**Brief**
Look over the entries that follow. Report how many lines contain "String", with nothing else.

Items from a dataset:
= Beginning of Section =

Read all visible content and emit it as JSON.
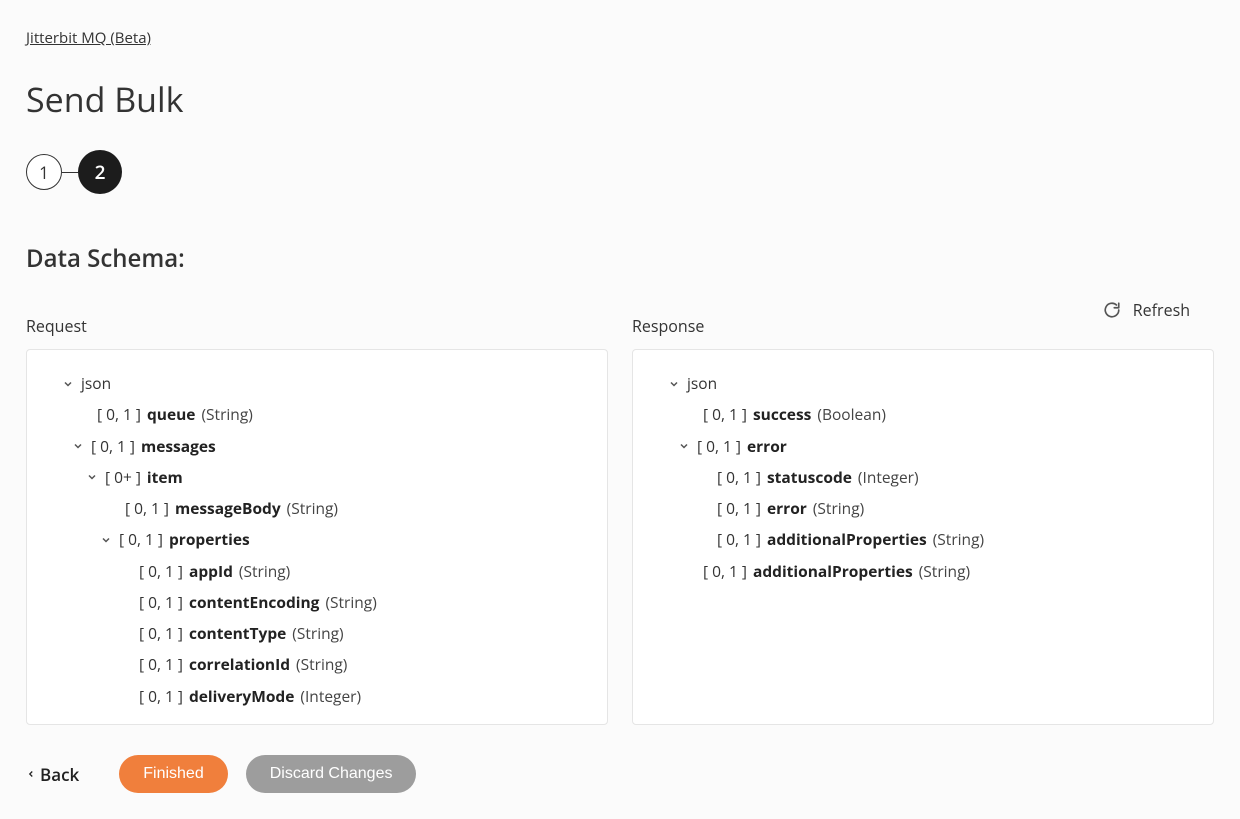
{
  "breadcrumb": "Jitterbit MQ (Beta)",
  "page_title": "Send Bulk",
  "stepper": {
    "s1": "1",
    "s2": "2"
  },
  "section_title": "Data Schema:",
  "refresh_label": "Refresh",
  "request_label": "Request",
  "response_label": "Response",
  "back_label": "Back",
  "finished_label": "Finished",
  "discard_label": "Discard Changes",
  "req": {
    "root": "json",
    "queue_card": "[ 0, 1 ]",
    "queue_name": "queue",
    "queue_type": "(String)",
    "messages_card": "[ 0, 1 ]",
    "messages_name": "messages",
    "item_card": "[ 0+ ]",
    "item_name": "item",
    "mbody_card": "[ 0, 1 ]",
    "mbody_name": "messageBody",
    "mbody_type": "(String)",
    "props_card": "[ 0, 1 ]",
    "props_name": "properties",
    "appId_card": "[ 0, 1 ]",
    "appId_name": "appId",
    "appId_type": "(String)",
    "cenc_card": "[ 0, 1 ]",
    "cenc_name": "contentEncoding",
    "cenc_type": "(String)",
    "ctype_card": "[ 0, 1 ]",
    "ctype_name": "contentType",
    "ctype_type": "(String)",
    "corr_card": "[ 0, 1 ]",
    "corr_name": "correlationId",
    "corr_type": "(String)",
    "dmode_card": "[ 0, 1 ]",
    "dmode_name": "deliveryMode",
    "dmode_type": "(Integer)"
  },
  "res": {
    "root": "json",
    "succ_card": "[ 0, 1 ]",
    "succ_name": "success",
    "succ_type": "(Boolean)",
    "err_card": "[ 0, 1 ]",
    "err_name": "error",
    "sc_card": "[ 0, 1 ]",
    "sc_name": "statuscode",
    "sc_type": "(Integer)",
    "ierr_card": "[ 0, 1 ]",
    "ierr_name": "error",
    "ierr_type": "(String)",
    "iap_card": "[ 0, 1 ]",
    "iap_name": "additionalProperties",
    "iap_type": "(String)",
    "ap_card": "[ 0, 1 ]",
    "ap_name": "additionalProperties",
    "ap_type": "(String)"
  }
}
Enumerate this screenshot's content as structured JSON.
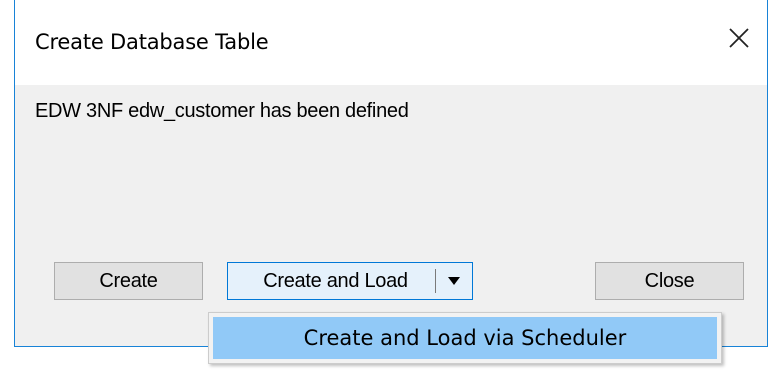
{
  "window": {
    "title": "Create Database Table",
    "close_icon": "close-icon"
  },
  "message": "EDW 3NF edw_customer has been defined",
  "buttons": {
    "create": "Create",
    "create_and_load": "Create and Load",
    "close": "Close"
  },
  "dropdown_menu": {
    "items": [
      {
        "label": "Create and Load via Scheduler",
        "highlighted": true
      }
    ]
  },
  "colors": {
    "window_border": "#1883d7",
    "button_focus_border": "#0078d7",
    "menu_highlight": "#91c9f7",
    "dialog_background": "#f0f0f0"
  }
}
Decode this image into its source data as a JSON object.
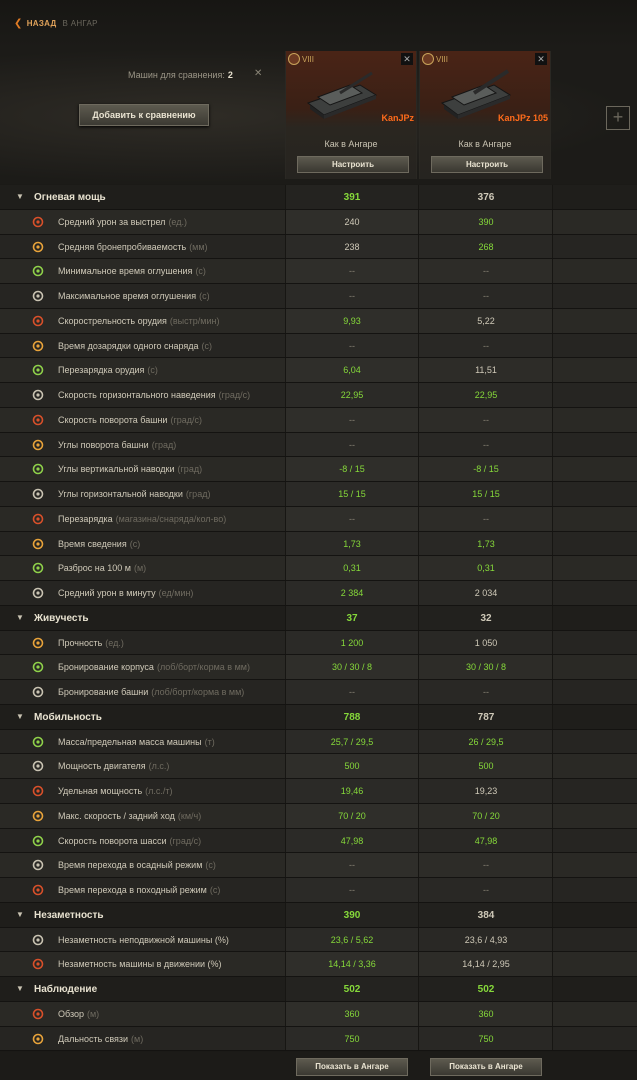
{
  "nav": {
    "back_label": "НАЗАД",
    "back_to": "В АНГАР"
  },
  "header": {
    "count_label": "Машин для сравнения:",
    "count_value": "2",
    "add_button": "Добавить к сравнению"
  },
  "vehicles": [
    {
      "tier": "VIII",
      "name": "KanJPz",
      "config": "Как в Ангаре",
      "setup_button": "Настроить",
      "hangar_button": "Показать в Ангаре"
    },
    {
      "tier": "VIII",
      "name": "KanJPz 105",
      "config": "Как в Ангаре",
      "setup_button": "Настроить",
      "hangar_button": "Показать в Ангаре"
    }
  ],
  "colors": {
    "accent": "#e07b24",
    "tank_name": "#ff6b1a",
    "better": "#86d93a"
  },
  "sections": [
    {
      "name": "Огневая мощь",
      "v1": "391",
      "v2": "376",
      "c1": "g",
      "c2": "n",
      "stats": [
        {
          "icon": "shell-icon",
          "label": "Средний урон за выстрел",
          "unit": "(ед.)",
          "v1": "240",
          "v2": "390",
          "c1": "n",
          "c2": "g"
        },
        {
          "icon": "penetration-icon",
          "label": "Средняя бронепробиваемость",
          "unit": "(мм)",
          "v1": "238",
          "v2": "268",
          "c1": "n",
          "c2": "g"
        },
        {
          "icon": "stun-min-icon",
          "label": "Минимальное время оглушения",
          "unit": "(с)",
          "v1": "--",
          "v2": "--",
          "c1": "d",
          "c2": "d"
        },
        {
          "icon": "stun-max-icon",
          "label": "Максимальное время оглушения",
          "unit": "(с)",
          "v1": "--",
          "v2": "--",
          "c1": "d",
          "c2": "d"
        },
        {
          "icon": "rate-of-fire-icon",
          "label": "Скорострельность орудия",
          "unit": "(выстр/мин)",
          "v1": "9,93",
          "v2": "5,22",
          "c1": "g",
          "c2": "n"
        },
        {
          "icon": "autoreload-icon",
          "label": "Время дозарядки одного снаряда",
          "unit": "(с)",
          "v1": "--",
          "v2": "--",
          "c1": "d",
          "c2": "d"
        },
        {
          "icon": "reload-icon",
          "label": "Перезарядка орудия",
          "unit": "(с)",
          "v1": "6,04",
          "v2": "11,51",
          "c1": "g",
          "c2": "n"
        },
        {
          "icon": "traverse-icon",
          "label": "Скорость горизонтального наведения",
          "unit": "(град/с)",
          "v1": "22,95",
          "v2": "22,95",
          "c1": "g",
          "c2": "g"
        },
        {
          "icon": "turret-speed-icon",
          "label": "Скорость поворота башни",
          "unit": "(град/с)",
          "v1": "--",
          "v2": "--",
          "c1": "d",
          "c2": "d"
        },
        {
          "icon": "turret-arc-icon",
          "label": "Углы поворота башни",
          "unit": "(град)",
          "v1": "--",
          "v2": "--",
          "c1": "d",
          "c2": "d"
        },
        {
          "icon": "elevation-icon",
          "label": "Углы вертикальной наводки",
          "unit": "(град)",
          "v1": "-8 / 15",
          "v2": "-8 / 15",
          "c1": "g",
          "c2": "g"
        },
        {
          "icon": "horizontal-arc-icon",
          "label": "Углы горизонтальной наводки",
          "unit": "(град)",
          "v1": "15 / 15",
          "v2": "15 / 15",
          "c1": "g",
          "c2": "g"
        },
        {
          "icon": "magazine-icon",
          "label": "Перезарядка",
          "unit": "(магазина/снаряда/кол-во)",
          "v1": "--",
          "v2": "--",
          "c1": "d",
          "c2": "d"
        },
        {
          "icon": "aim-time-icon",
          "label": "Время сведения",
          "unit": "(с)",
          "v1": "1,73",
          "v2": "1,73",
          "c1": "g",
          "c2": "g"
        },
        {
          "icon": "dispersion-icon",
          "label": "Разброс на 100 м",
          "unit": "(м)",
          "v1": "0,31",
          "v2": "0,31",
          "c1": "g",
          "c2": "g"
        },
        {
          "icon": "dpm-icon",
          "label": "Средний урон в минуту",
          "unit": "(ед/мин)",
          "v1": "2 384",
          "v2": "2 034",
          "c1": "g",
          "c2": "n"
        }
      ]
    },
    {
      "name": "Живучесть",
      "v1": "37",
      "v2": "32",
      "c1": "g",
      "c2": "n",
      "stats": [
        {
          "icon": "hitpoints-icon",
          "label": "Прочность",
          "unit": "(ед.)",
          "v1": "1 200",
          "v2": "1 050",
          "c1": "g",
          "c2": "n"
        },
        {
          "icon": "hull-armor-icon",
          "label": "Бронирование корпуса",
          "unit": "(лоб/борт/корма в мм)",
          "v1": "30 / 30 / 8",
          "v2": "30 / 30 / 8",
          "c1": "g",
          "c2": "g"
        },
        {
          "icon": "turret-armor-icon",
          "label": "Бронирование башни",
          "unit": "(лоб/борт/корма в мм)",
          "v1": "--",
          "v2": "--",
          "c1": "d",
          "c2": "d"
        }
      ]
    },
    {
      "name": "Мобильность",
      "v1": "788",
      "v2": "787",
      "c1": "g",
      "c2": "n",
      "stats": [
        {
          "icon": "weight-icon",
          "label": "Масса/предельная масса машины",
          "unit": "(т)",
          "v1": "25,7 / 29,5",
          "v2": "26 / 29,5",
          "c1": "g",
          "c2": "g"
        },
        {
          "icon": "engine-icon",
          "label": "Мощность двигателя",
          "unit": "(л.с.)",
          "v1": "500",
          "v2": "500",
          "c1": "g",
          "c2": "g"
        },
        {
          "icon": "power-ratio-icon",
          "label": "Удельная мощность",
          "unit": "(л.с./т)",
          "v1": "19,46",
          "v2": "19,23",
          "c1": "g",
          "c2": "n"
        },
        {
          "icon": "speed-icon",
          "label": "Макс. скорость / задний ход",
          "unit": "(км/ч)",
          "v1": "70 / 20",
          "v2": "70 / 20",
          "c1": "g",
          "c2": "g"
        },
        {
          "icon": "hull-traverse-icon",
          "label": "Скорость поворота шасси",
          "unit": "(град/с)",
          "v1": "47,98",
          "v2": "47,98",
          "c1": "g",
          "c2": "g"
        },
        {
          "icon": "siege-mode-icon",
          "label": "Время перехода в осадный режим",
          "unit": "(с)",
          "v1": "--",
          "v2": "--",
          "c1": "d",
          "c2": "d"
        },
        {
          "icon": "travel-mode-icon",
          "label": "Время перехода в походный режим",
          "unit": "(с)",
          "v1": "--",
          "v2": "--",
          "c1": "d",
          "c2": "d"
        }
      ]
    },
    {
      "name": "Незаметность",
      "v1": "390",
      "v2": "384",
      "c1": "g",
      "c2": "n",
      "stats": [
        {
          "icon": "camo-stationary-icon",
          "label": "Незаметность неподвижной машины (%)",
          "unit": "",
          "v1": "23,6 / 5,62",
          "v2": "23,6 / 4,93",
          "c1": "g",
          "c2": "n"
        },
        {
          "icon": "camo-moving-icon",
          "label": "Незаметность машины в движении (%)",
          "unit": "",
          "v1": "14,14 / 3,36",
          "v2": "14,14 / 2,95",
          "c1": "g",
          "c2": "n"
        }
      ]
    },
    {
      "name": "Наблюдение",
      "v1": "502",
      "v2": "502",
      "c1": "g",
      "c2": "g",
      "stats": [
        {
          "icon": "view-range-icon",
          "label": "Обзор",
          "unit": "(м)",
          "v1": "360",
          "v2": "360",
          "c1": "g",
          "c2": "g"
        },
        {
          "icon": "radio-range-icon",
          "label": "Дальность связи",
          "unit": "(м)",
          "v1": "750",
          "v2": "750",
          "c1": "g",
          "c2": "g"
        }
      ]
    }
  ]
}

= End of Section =

**Response below**
9